Cattle feeding seems simple enough, but mixing different forages and ensuring they're getting proper nutrition can turn complicated quickly.
To that end, processing the feed is considered an important part of maintaining a healthy herd.
That can be as simple as throwing that feed into a tub grinder or bale shredder, both of which mix up different forages into one feed.
Livestock and Feed Extension Specialist Alexis Decorby details some of the benefits of using that equipment.
"Grinding low-quality forages actually makes that feed a little bit more palatable for that cattle. So essentially we can use a really high-quality forage and mix it down with that lower quality forage, such as slough hay or straw, and really make a balanced ration that can meet those animals' needs and be palatable as well."
The mixing of different types of feed can also help out with picky eaters since cattle can avoid lower quality feed in unmixed batches.
"They typically want those good pieces of feed, whether that's a long hay, they're not really keen on eating that straw so they will certainly pick through it, but it certainly helps by processing," said DeCorby, "We're able to break out those stems and that essentially allows for greater consumption."
Wastage can also go down from mixed feed, though the number does change based on how it's fed to cattle.

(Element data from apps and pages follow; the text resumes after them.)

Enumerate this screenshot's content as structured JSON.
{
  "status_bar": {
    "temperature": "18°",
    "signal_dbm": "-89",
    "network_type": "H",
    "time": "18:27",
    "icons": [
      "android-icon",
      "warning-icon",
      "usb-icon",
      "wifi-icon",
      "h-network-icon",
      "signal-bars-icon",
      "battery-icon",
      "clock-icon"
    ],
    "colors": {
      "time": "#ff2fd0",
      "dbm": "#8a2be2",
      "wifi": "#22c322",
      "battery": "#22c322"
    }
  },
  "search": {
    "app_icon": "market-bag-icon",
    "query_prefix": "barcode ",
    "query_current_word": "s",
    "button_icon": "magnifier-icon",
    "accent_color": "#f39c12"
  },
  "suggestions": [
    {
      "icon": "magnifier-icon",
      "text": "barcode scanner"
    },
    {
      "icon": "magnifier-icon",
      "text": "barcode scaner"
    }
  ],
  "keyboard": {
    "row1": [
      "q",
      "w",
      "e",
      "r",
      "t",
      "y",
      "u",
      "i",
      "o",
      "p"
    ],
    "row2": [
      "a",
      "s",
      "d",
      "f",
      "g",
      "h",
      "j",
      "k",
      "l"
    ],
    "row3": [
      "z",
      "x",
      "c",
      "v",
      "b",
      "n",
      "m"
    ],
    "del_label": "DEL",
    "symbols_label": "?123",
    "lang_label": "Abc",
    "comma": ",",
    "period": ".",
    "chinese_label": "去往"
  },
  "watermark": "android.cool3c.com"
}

When we feed bales at round feeders we might see up to 25 per cent wastage," said DeCorby, "You can see a little bit less with that processor, almost essentially no wastage. Of curse that will still change as to whether you feed on the snow or not, you may still see a little bit of wastage, about 12 per cent."
Something else to keep an eye on when mixing feeds is to keep a good amount of fiber in their diet, to help with digestion.
"The one thing you want to be aware of while processing is that we still have physically effective neutral detergent fiber in the ration," said DeCorby, "What that actually does is it helps the animal to ruminate and kind of increase the rate of excretion, and that helps keep the forage PH rate at a good level."